Unfortunately there was no wing clapping display tonight, but it was still a great sight to be able to watch it so close, surrounded only by the sounds of the forest.

Sunday, 15 June 2014

Mega!! Short-toed Eagle Wych Cross, East Sussex

When this bird was reported perched up in a pine tree at 9:15pm on the 31st May, The thought was I either go early next morning and get there first light, or you won't see this bird.
Circumstances prevented the trip and with it went thoughts of adding this bird to my life list.

But today while sitting at home watching the cricket, the phone goes and Brian asks "do you fancy going for the Short-toed"? So within minutes I'm in the car and meeting Brian. 
As luck would have it the bird has even moved closer to home, instead of 144 miles away in Dorset, it's only 60 miles away in East Sussex.
Approaching the site the car is running on fumes, and we have to divert a few miles away from the site to finally find some diesel.
Now 9 miles away and with no news arriving on the pager for the last half hour we make our way to the last reported location.
Pulling into the car park at Gill's Gap, we find a few familiar faces scanning the surrounding valley. A remote dot away in the distance could be the target bird, but it's so far away it's impossible to tell for sure.
Mick Davis a local birder decides to head for the reserve car park further down the road, unfortunately we lose him and can't find the car park.
Reports on the pager say "immature again from Liptons and Townsend car parks". Eventually finding Liptons car park and pulling in we find a group of birders but none on the Eagle.
A phone call from a local birder See's us heading off in convoy looking for Long car park, luckily for us the locals know exactly where this car park is.

We park up and head off down the track to where a group of fifty plus birders are already assembled. We are greeted with "It was circling over our heads 5 minutes ago, but it's drifted off now". Then a shout goes up "Got it!, It's perched at the top of the tree". After a short panic to get a location of where it was perched, the scope is trained on the spot and the Eagle comes into view.

Short-toed Eagle

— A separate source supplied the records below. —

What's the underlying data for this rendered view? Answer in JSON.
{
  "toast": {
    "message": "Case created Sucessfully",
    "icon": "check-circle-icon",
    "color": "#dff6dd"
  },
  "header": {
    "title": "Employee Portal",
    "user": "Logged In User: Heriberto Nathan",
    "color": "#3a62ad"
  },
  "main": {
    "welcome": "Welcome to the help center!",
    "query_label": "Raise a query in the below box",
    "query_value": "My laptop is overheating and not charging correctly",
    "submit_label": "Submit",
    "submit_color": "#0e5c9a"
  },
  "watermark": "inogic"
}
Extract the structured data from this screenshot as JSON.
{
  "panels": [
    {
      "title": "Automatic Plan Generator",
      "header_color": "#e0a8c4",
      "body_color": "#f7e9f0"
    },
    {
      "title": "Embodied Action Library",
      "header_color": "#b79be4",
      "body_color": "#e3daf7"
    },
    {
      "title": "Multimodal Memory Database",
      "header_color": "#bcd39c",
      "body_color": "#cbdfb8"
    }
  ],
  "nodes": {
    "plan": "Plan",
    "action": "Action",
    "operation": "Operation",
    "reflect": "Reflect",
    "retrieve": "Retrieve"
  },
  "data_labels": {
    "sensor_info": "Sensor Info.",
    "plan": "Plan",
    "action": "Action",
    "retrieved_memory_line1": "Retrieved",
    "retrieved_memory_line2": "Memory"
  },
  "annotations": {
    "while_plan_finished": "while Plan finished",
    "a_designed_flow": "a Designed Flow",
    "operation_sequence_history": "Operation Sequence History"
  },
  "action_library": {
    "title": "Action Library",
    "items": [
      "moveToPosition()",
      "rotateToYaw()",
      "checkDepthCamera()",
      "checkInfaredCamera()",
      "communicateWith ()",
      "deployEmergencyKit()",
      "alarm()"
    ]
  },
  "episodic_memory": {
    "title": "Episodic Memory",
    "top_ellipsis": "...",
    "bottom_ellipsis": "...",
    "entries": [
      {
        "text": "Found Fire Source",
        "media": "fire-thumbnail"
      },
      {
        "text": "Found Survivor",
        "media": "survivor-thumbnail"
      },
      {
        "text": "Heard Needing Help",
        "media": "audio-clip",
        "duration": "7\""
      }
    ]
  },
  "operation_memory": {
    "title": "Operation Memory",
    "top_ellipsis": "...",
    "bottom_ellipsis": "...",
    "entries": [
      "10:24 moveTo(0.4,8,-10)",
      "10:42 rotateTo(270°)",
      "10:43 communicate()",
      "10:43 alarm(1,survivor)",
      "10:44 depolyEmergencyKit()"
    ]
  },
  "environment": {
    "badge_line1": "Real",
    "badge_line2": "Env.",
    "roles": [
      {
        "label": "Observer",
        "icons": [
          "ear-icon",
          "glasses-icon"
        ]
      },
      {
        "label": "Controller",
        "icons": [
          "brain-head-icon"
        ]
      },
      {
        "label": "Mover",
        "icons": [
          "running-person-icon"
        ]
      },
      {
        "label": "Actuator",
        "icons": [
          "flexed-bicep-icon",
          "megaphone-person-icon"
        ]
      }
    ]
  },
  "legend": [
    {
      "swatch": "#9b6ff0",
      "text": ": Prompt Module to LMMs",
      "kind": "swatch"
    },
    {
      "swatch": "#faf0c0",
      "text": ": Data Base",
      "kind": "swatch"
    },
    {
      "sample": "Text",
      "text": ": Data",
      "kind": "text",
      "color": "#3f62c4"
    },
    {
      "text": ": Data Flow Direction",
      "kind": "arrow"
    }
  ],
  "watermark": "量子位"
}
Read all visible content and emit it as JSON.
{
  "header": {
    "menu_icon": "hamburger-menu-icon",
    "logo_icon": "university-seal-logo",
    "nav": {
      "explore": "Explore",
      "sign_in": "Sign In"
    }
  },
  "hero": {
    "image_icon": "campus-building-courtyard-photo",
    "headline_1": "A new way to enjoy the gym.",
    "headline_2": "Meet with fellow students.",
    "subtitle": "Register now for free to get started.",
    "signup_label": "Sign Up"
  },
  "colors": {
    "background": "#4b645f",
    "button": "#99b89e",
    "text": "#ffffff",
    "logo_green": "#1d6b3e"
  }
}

It's perched up on the top of a pine tree right out in the open, giving stunning scope views. After 15-20 minutes of watching the bird, it flies up and drifts off over the surrounding area.
It remains in view for a short time and then drops down behind the nearest tree line and gone from view.



We decide to head off further down the track and scan the valley and surrounding area, a couple of Hobbies appear over the distant tree line, then a Common Buzzard appears.




Another scan and the shout goes up EAGLE!, and above the tree line is the Short-toed drifting towards us. It starts to circle directly overhead giving stunning views before gaining height, another Buzzard appears and starts to briefly mob the eagle. As the scope is trained on the two birds, it becomes view that we are actually looking at an Eagle and a Honey Buzzard!

Two fantastic birds only 60 miles from home, it doesn't get much better than that?